**TASK PROMPT**
Could you copy every entry exactly, dropping the pictures?

**Data items**
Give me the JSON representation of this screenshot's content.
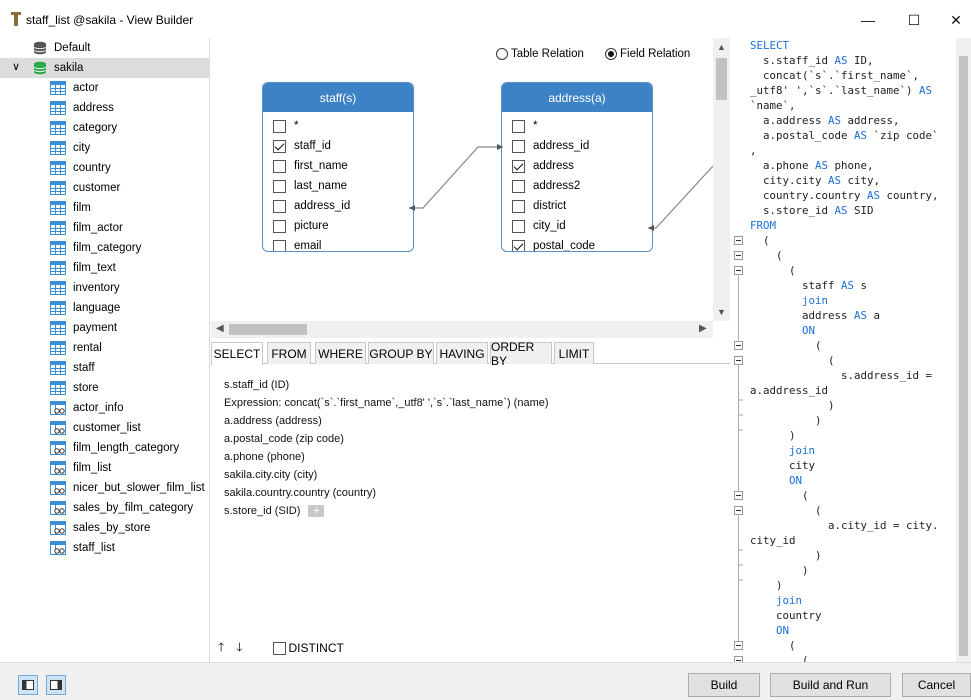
{
  "window": {
    "title": "staff_list @sakila - View Builder",
    "minimize_glyph": "—",
    "maximize_glyph": "☐",
    "close_glyph": "✕"
  },
  "tree": {
    "expand_glyph": "∨",
    "items": [
      {
        "label": "Default",
        "icon": "database-gray-icon",
        "level": 0
      },
      {
        "label": "sakila",
        "icon": "database-green-icon",
        "level": 0,
        "selected": true
      },
      {
        "label": "actor",
        "icon": "table-icon",
        "level": 1
      },
      {
        "label": "address",
        "icon": "table-icon",
        "level": 1
      },
      {
        "label": "category",
        "icon": "table-icon",
        "level": 1
      },
      {
        "label": "city",
        "icon": "table-icon",
        "level": 1
      },
      {
        "label": "country",
        "icon": "table-icon",
        "level": 1
      },
      {
        "label": "customer",
        "icon": "table-icon",
        "level": 1
      },
      {
        "label": "film",
        "icon": "table-icon",
        "level": 1
      },
      {
        "label": "film_actor",
        "icon": "table-icon",
        "level": 1
      },
      {
        "label": "film_category",
        "icon": "table-icon",
        "level": 1
      },
      {
        "label": "film_text",
        "icon": "table-icon",
        "level": 1
      },
      {
        "label": "inventory",
        "icon": "table-icon",
        "level": 1
      },
      {
        "label": "language",
        "icon": "table-icon",
        "level": 1
      },
      {
        "label": "payment",
        "icon": "table-icon",
        "level": 1
      },
      {
        "label": "rental",
        "icon": "table-icon",
        "level": 1
      },
      {
        "label": "staff",
        "icon": "table-icon",
        "level": 1
      },
      {
        "label": "store",
        "icon": "table-icon",
        "level": 1
      },
      {
        "label": "actor_info",
        "icon": "view-icon",
        "level": 1
      },
      {
        "label": "customer_list",
        "icon": "view-icon",
        "level": 1
      },
      {
        "label": "film_length_category",
        "icon": "view-icon",
        "level": 1
      },
      {
        "label": "film_list",
        "icon": "view-icon",
        "level": 1
      },
      {
        "label": "nicer_but_slower_film_list",
        "icon": "view-icon",
        "level": 1
      },
      {
        "label": "sales_by_film_category",
        "icon": "view-icon",
        "level": 1
      },
      {
        "label": "sales_by_store",
        "icon": "view-icon",
        "level": 1
      },
      {
        "label": "staff_list",
        "icon": "view-icon",
        "level": 1
      }
    ]
  },
  "canvas": {
    "relation_modes": {
      "table": "Table Relation",
      "field": "Field Relation",
      "selected": "field"
    },
    "tables": [
      {
        "title": "staff(s)",
        "fields": [
          {
            "name": "*",
            "checked": false
          },
          {
            "name": "staff_id",
            "checked": true
          },
          {
            "name": "first_name",
            "checked": false
          },
          {
            "name": "last_name",
            "checked": false
          },
          {
            "name": "address_id",
            "checked": false
          },
          {
            "name": "picture",
            "checked": false
          },
          {
            "name": "email",
            "checked": false
          }
        ]
      },
      {
        "title": "address(a)",
        "fields": [
          {
            "name": "*",
            "checked": false
          },
          {
            "name": "address_id",
            "checked": false
          },
          {
            "name": "address",
            "checked": true
          },
          {
            "name": "address2",
            "checked": false
          },
          {
            "name": "district",
            "checked": false
          },
          {
            "name": "city_id",
            "checked": false
          },
          {
            "name": "postal_code",
            "checked": true
          }
        ]
      }
    ]
  },
  "clause_tabs": [
    "SELECT",
    "FROM",
    "WHERE",
    "GROUP BY",
    "HAVING",
    "ORDER BY",
    "LIMIT"
  ],
  "active_tab": "SELECT",
  "select_items": [
    "s.staff_id (ID)",
    "Expression: concat(`s`.`first_name`,_utf8' ',`s`.`last_name`) (name)",
    "a.address (address)",
    "a.postal_code (zip code)",
    "a.phone (phone)",
    "sakila.city.city (city)",
    "sakila.country.country (country)",
    "s.store_id (SID)"
  ],
  "add_glyph": "+",
  "move_up_glyph": "🡑",
  "move_down_glyph": "🡓",
  "distinct_label": "DISTINCT",
  "sql_lines": [
    "SELECT",
    "  s.staff_id AS ID,",
    "  concat(`s`.`first_name`,",
    "_utf8' ',`s`.`last_name`) AS",
    "`name`,",
    "  a.address AS address,",
    "  a.postal_code AS `zip code`",
    ",",
    "  a.phone AS phone,",
    "  city.city AS city,",
    "  country.country AS country,",
    "  s.store_id AS SID",
    "FROM",
    "  (",
    "    (",
    "      (",
    "        staff AS s",
    "        join",
    "        address AS a",
    "        ON",
    "          (",
    "            (",
    "              s.address_id =",
    "a.address_id",
    "            )",
    "          )",
    "      )",
    "      join",
    "      city",
    "      ON",
    "        (",
    "          (",
    "            a.city_id = city.",
    "city_id",
    "          )",
    "        )",
    "    )",
    "    join",
    "    country",
    "    ON",
    "      (",
    "        ("
  ],
  "sql_keywords": [
    "SELECT",
    "FROM",
    "AS",
    "join",
    "ON"
  ],
  "footer": {
    "build": "Build",
    "build_and_run": "Build and Run",
    "cancel": "Cancel"
  },
  "colors": {
    "accent": "#3d82c4",
    "keyword": "#1c6fd6"
  }
}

**SOLUTION BELOW**
Give me the JSON representation of this screenshot's content.
{
  "window": {
    "title": "staff_list @sakila - View Builder",
    "minimize_glyph": "—",
    "maximize_glyph": "☐",
    "close_glyph": "✕"
  },
  "tree": {
    "expand_glyph": "∨",
    "items": [
      {
        "label": "Default",
        "icon": "database-gray-icon",
        "level": 0
      },
      {
        "label": "sakila",
        "icon": "database-green-icon",
        "level": 0,
        "selected": true
      },
      {
        "label": "actor",
        "icon": "table-icon",
        "level": 1
      },
      {
        "label": "address",
        "icon": "table-icon",
        "level": 1
      },
      {
        "label": "category",
        "icon": "table-icon",
        "level": 1
      },
      {
        "label": "city",
        "icon": "table-icon",
        "level": 1
      },
      {
        "label": "country",
        "icon": "table-icon",
        "level": 1
      },
      {
        "label": "customer",
        "icon": "table-icon",
        "level": 1
      },
      {
        "label": "film",
        "icon": "table-icon",
        "level": 1
      },
      {
        "label": "film_actor",
        "icon": "table-icon",
        "level": 1
      },
      {
        "label": "film_category",
        "icon": "table-icon",
        "level": 1
      },
      {
        "label": "film_text",
        "icon": "table-icon",
        "level": 1
      },
      {
        "label": "inventory",
        "icon": "table-icon",
        "level": 1
      },
      {
        "label": "language",
        "icon": "table-icon",
        "level": 1
      },
      {
        "label": "payment",
        "icon": "table-icon",
        "level": 1
      },
      {
        "label": "rental",
        "icon": "table-icon",
        "level": 1
      },
      {
        "label": "staff",
        "icon": "table-icon",
        "level": 1
      },
      {
        "label": "store",
        "icon": "table-icon",
        "level": 1
      },
      {
        "label": "actor_info",
        "icon": "view-icon",
        "level": 1
      },
      {
        "label": "customer_list",
        "icon": "view-icon",
        "level": 1
      },
      {
        "label": "film_length_category",
        "icon": "view-icon",
        "level": 1
      },
      {
        "label": "film_list",
        "icon": "view-icon",
        "level": 1
      },
      {
        "label": "nicer_but_slower_film_list",
        "icon": "view-icon",
        "level": 1
      },
      {
        "label": "sales_by_film_category",
        "icon": "view-icon",
        "level": 1
      },
      {
        "label": "sales_by_store",
        "icon": "view-icon",
        "level": 1
      },
      {
        "label": "staff_list",
        "icon": "view-icon",
        "level": 1
      }
    ]
  },
  "canvas": {
    "relation_modes": {
      "table": "Table Relation",
      "field": "Field Relation",
      "selected": "field"
    },
    "tables": [
      {
        "title": "staff(s)",
        "fields": [
          {
            "name": "*",
            "checked": false
          },
          {
            "name": "staff_id",
            "checked": true
          },
          {
            "name": "first_name",
            "checked": false
          },
          {
            "name": "last_name",
            "checked": false
          },
          {
            "name": "address_id",
            "checked": false
          },
          {
            "name": "picture",
            "checked": false
          },
          {
            "name": "email",
            "checked": false
          }
        ]
      },
      {
        "title": "address(a)",
        "fields": [
          {
            "name": "*",
            "checked": false
          },
          {
            "name": "address_id",
            "checked": false
          },
          {
            "name": "address",
            "checked": true
          },
          {
            "name": "address2",
            "checked": false
          },
          {
            "name": "district",
            "checked": false
          },
          {
            "name": "city_id",
            "checked": false
          },
          {
            "name": "postal_code",
            "checked": true
          }
        ]
      }
    ]
  },
  "clause_tabs": [
    "SELECT",
    "FROM",
    "WHERE",
    "GROUP BY",
    "HAVING",
    "ORDER BY",
    "LIMIT"
  ],
  "active_tab": "SELECT",
  "select_items": [
    "s.staff_id (ID)",
    "Expression: concat(`s`.`first_name`,_utf8' ',`s`.`last_name`) (name)",
    "a.address (address)",
    "a.postal_code (zip code)",
    "a.phone (phone)",
    "sakila.city.city (city)",
    "sakila.country.country (country)",
    "s.store_id (SID)"
  ],
  "add_glyph": "+",
  "move_up_glyph": "🡑",
  "move_down_glyph": "🡓",
  "distinct_label": "DISTINCT",
  "sql_lines": [
    "SELECT",
    "  s.staff_id AS ID,",
    "  concat(`s`.`first_name`,",
    "_utf8' ',`s`.`last_name`) AS",
    "`name`,",
    "  a.address AS address,",
    "  a.postal_code AS `zip code`",
    ",",
    "  a.phone AS phone,",
    "  city.city AS city,",
    "  country.country AS country,",
    "  s.store_id AS SID",
    "FROM",
    "  (",
    "    (",
    "      (",
    "        staff AS s",
    "        join",
    "        address AS a",
    "        ON",
    "          (",
    "            (",
    "              s.address_id =",
    "a.address_id",
    "            )",
    "          )",
    "      )",
    "      join",
    "      city",
    "      ON",
    "        (",
    "          (",
    "            a.city_id = city.",
    "city_id",
    "          )",
    "        )",
    "    )",
    "    join",
    "    country",
    "    ON",
    "      (",
    "        ("
  ],
  "sql_keywords": [
    "SELECT",
    "FROM",
    "AS",
    "join",
    "ON"
  ],
  "footer": {
    "build": "Build",
    "build_and_run": "Build and Run",
    "cancel": "Cancel"
  },
  "colors": {
    "accent": "#3d82c4",
    "keyword": "#1c6fd6"
  }
}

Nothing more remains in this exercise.